Friday, 15 May 2015

The Big Story

This time last week, the nation was digesting the unexpected (by the pundits) election result. Naturally I wrote a post about the quest for Britain's National Bird. Now that the smoke of election battle has dispersed, it's clear what the Big Story is: Nigel Farage's phantom retirement and an outbreak of dissent in the upper ranks of UKIP. Well, that's the big story as far as the BBC is concerned: it seems to have been leading every bulletin for days, with long reports, interviews and features thrown in. Some of us might not be too surprised that UKIP is in a degree of disarray, having got more votes than the SNP and the Lib Dems combined and yet crossed the finishing line with one seat and no leader.
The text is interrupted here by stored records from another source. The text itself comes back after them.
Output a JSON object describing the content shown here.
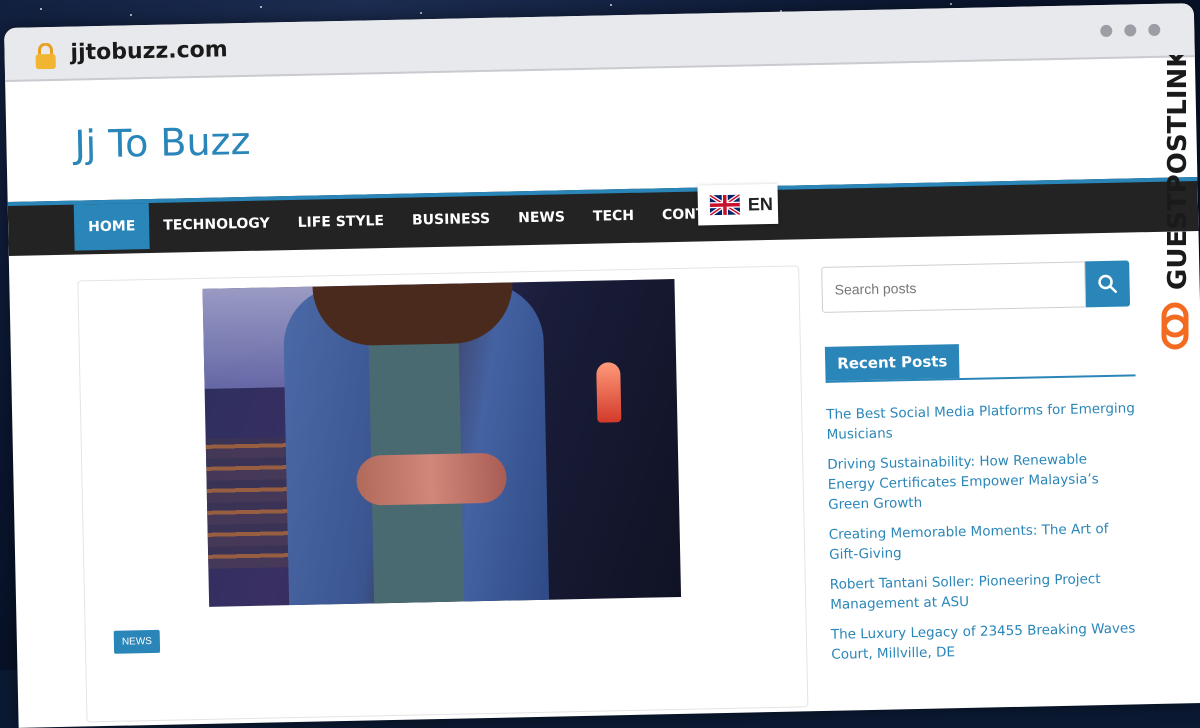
{
  "browser": {
    "url": "jjtobuzz.com"
  },
  "site": {
    "title": "Jj To Buzz"
  },
  "nav": {
    "items": [
      {
        "label": "HOME",
        "active": true
      },
      {
        "label": "TECHNOLOGY",
        "active": false
      },
      {
        "label": "LIFE STYLE",
        "active": false
      },
      {
        "label": "BUSINESS",
        "active": false
      },
      {
        "label": "NEWS",
        "active": false
      },
      {
        "label": "TECH",
        "active": false
      },
      {
        "label": "CONTACT US",
        "active": false
      }
    ],
    "language": {
      "code": "EN",
      "flag_icon": "uk-flag-icon"
    }
  },
  "post": {
    "category": "NEWS"
  },
  "search": {
    "placeholder": "Search posts",
    "icon": "search-icon"
  },
  "sidebar": {
    "recent_posts_title": "Recent Posts",
    "recent_posts": [
      "The Best Social Media Platforms for Emerging Musicians",
      "Driving Sustainability: How Renewable Energy Certificates Empower Malaysia’s Green Growth",
      "Creating Memorable Moments: The Art of Gift-Giving",
      "Robert Tantani Soller: Pioneering Project Management at ASU",
      "The Luxury Legacy of 23455 Breaking Waves Court, Millville, DE"
    ]
  },
  "watermark": {
    "text": "GUESTPOSTLINKS"
  },
  "colors": {
    "accent": "#2a86b8",
    "navbar": "#232323",
    "watermark_orange": "#f26b21"
  }
}
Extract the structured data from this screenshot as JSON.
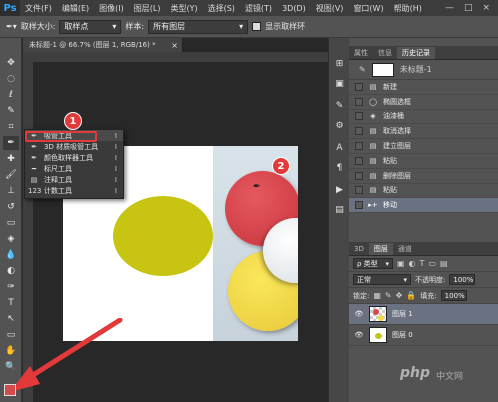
{
  "app": {
    "logo": "Ps"
  },
  "menubar": {
    "items": [
      "文件(F)",
      "编辑(E)",
      "图像(I)",
      "图层(L)",
      "类型(Y)",
      "选择(S)",
      "滤镜(T)",
      "3D(D)",
      "视图(V)",
      "窗口(W)",
      "帮助(H)"
    ],
    "window_controls": [
      "—",
      "□",
      "×"
    ]
  },
  "options": {
    "sample_size_label": "取样大小:",
    "sample_size_value": "取样点",
    "sample_label": "样本:",
    "sample_value": "所有图层",
    "show_ring_label": "显示取样环"
  },
  "document": {
    "tab_title": "未标题-1 @ 66.7% (图层 1, RGB/16) *",
    "close": "×"
  },
  "flyout": {
    "items": [
      {
        "label": "吸管工具",
        "key": "I",
        "icon": "✒"
      },
      {
        "label": "3D 材质吸管工具",
        "key": "I",
        "icon": "✒"
      },
      {
        "label": "颜色取样器工具",
        "key": "I",
        "icon": "✒"
      },
      {
        "label": "标尺工具",
        "key": "I",
        "icon": "━"
      },
      {
        "label": "注释工具",
        "key": "I",
        "icon": "▤"
      },
      {
        "label": "计数工具",
        "key": "I",
        "icon": "123"
      }
    ]
  },
  "annotations": {
    "badge1": "1",
    "badge2": "2",
    "accent": "#e23a3a"
  },
  "colors": {
    "foreground": "#d44b4b",
    "ellipse": "#c8c412"
  },
  "panels": {
    "top_tabs": [
      "属性",
      "信息",
      "历史记录"
    ],
    "history": {
      "snapshot_label": "未标题-1",
      "items": [
        "新建",
        "椭圆选框",
        "油漆桶",
        "取消选择",
        "建立图层",
        "粘贴",
        "删除图层",
        "粘贴",
        "移动"
      ]
    },
    "layers": {
      "tabs": [
        "3D",
        "图层",
        "通道"
      ],
      "kind_label": "ρ 类型",
      "blend_mode": "正常",
      "opacity_label": "不透明度:",
      "opacity_value": "100%",
      "lock_label": "锁定:",
      "fill_label": "填充:",
      "fill_value": "100%",
      "items": [
        {
          "name": "图层 1",
          "active": true
        },
        {
          "name": "图层 0",
          "active": false
        }
      ]
    }
  },
  "watermark": {
    "text": "php",
    "cn": "中文网"
  }
}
As UKIP is a party of loose cannons - its very lack of management might indeed be part of its electoral appeal - it's no surprise that they're rolling around the deck even more than usual and a couple of them have crashed overboard.
 You and I (and probably the entire world outside of the BBC) might have thought that the big story of the election was the collapse of the Labour vote across the whole nation (apart from London) following a catastrophically inept campaign under a disastrously awful leader, an unelectable cerebral weirdo of apparently extraterrestrial origin. With Labour in complete disarray, leaderless, rudderless and with no obvious reason to exist, you might have thought that would be the story, especially as said leader was expected (not least by himself and his inner circle) to become PM last week. But no - UKIP's the story...
 No, hang on - a Labour story has managed to shoulder UKIP off the BBC's top spot at last: Chuka Umunna has withdrawn from the 'battle' for the Labour 'leadership'. Funnily enough, I spotted him at Victoria station last night, with his 'girlfriend', waiting for a train. He was looking worried and uneasy. Little did I realise that I was witnessing history.
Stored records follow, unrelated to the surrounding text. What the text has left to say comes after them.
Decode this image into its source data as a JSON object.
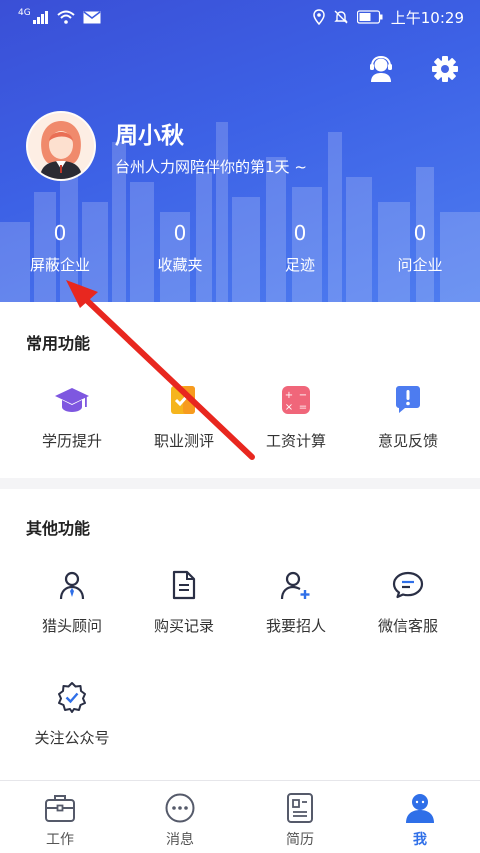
{
  "status_bar": {
    "network": "4G",
    "time": "上午10:29"
  },
  "profile": {
    "name": "周小秋",
    "slogan": "台州人力网陪伴你的第1天 ~"
  },
  "stats": [
    {
      "value": "0",
      "label": "屏蔽企业"
    },
    {
      "value": "0",
      "label": "收藏夹"
    },
    {
      "value": "0",
      "label": "足迹"
    },
    {
      "value": "0",
      "label": "问企业"
    }
  ],
  "common_functions": {
    "title": "常用功能",
    "items": [
      {
        "label": "学历提升",
        "icon": "graduation-cap-icon"
      },
      {
        "label": "职业测评",
        "icon": "assessment-icon"
      },
      {
        "label": "工资计算",
        "icon": "calculator-icon"
      },
      {
        "label": "意见反馈",
        "icon": "feedback-icon"
      }
    ]
  },
  "other_functions": {
    "title": "其他功能",
    "items": [
      {
        "label": "猎头顾问",
        "icon": "headhunter-icon"
      },
      {
        "label": "购买记录",
        "icon": "document-icon"
      },
      {
        "label": "我要招人",
        "icon": "add-person-icon"
      },
      {
        "label": "微信客服",
        "icon": "chat-bubble-icon"
      },
      {
        "label": "关注公众号",
        "icon": "verified-badge-icon"
      }
    ]
  },
  "tabbar": [
    {
      "label": "工作",
      "icon": "briefcase-icon",
      "active": false
    },
    {
      "label": "消息",
      "icon": "message-icon",
      "active": false
    },
    {
      "label": "简历",
      "icon": "resume-icon",
      "active": false
    },
    {
      "label": "我",
      "icon": "me-icon",
      "active": true
    }
  ],
  "colors": {
    "header_start": "#3a4fd6",
    "header_end": "#4e7df0",
    "accent": "#2f6fe8",
    "annotation_arrow": "#e8271f"
  }
}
Wednesday, 13 May 2015


I see the house on Church Walk, Kensingon, in which Ezra Pound once lived is for sale, for the thick end of five million smackers (that's Kensington for you). Pound rented an upstairs room in this house, hard by St Mary Abbots church (tallest spire in London, fact fans) - whose bells maddened him - from 1909 to 1914. It was the base from which he conducted his assault on English letters, making himself known to the likes of Ford Madox Ford (whose English Review was housed a short walk away), Yeats, D.H. Lawrence, Wyndham Lewis, Gaudier-Brzeska, T.E. Hulme and Robert Frost, who once climbed the stairs to Pound's room and found him in the bath. It was in this sparsely furnished room, with its single gas ring, that Pound wrote most of the delicate lyrics collected in Lustra. He wasn't quite living in a garret, but his poem The Garret rather sweetly sums up his Church Walk life...

Come let us pity those who are better off than we are.
Come, my friend, and remember
       that the rich have butlers and no friends,
And we have friends and no butlers.
Come let us pity the married and the unmarried.

Dawn enters with little feet
       like a gilded Pavlova,
And I am near my desire.
Nor has life in it aught better
Than this hour of clear coolness,
       the hour of waking together.